KELLY: Well, and as you note, having Abe in the U.S. twice in three weeks speaks volumes.

SMITH: Exactly. It speaks volumes.

KELLY: You said Abe is here to consult and kind of just check in. But he wants something out of this. In terms of the big goal of what Japan would like to see a summit produce, what does Japan want?

SMITH: So the prime minister outlined this. And the president said, yes, I hear you, right?

KELLY: President Trump?

SMITH: President Trump said that when they were in Mar-a-Lago three weeks ago. And that - there's three points. The Japanese are very straightforward. They want a complete, verifiable, irreversible denuclearization. They want complete transparency and openness. They also want us to address the ballistic missile threat. And of course, they're exposed to a wide range of missiles in Kim Jong Un's arsenal. And we saw that last year in 2017 when many of them were lobbed in Japan's direction.

And they also want the president to represent their concern and their need for accountability on the Japanese citizens who were abducted by the North Korean regime. These abductions are decades old now. But they've been trying to get the North Koreans to account for missing Japanese who they know had been taken hostage, kidnapped from Japanese soil. And they know that they were living in North Korea.

What I think is interesting now, though - and this is a telephone conversation and a readout of that conversation from a couple of days ago - is that President Trump has agreed not only to have disarmament focus on nuclear or fissile material but on other weapons of mass destruction as well.

KELLY: Chemical biological weapons.

SMITH: Exactly. So if you look at the statement that the White House issued after the phone call with the prime minister of Japan, it included all three - nuclear, biological and chemical weapons.

KELLY: That is something Japan wants. Is it clear yet whether the U.S. will put that on the table?

SMITH: The president just committed himself to doing it in that phone call with the prime minister. So again, Japan is vulnerable to the missile threat from the North. The North, we know, has a considerable arsenal of weapons of mass destruction. Kim Jong Un assassinated his half-brother in Malaysia with a nerve agent that is banned under international treaties. So Kim Jong Un is not reticent about using these weapons if he sees the need for it. So the Japanese are quite worried.

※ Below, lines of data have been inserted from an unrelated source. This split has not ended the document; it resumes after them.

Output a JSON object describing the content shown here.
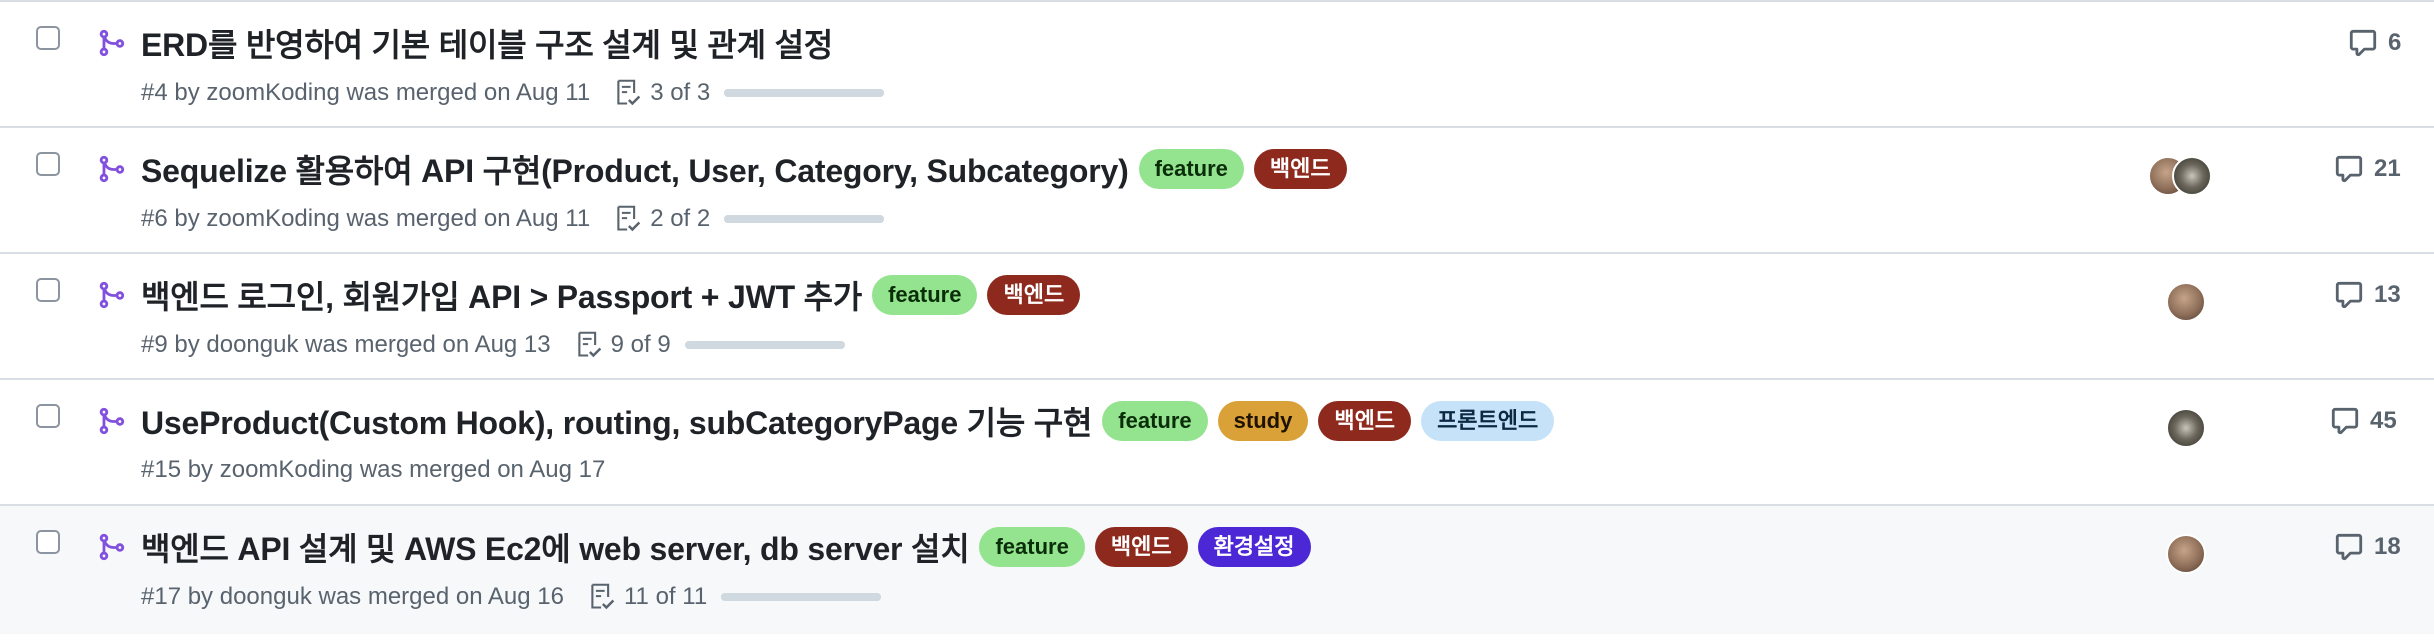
{
  "colors": {
    "merged": "#8250df",
    "feature_bg": "#94e38f",
    "feature_fg": "#0b2e0a",
    "backend_bg": "#8e2a1d",
    "backend_fg": "#ffffff",
    "study_bg": "#d9a137",
    "study_fg": "#1f1300",
    "frontend_bg": "#c6e2f8",
    "frontend_fg": "#0a2a44",
    "env_bg": "#4b27d6",
    "env_fg": "#ffffff"
  },
  "pulls": [
    {
      "title": "ERD를 반영하여 기본 테이블 구조 설계 및 관계 설정",
      "labels": [],
      "meta": "#4 by zoomKoding was merged on Aug 11",
      "tasks": "3 of 3",
      "tasks_done_ratio": 1.0,
      "avatars": [],
      "comments": "6"
    },
    {
      "title": "Sequelize 활용하여 API 구현(Product, User, Category, Subcategory)",
      "labels": [
        "feature",
        "백엔드"
      ],
      "meta": "#6 by zoomKoding was merged on Aug 11",
      "tasks": "2 of 2",
      "tasks_done_ratio": 1.0,
      "avatars": [
        "avatar",
        "avatar"
      ],
      "comments": "21"
    },
    {
      "title": "백엔드 로그인, 회원가입 API > Passport + JWT 추가",
      "labels": [
        "feature",
        "백엔드"
      ],
      "meta": "#9 by doonguk was merged on Aug 13",
      "tasks": "9 of 9",
      "tasks_done_ratio": 1.0,
      "avatars": [
        "avatar"
      ],
      "comments": "13"
    },
    {
      "title": "UseProduct(Custom Hook), routing, subCategoryPage 기능 구현",
      "labels": [
        "feature",
        "study",
        "백엔드",
        "프론트엔드"
      ],
      "meta": "#15 by zoomKoding was merged on Aug 17",
      "tasks": null,
      "tasks_done_ratio": null,
      "avatars": [
        "avatar"
      ],
      "comments": "45"
    },
    {
      "title": "백엔드 API 설계 및 AWS Ec2에 web server, db server 설치",
      "labels": [
        "feature",
        "백엔드",
        "환경설정"
      ],
      "meta": "#17 by doonguk was merged on Aug 16",
      "tasks": "11 of 11",
      "tasks_done_ratio": 1.0,
      "avatars": [
        "avatar"
      ],
      "comments": "18"
    }
  ]
}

KELLY: Sheila Smith, thank you.

SMITH: Thank you.

KELLY: Sheila Smith, senior fellow for Japan studies at the Council on Foreign Relations. Transcript provided by NPR, Copyright NPR.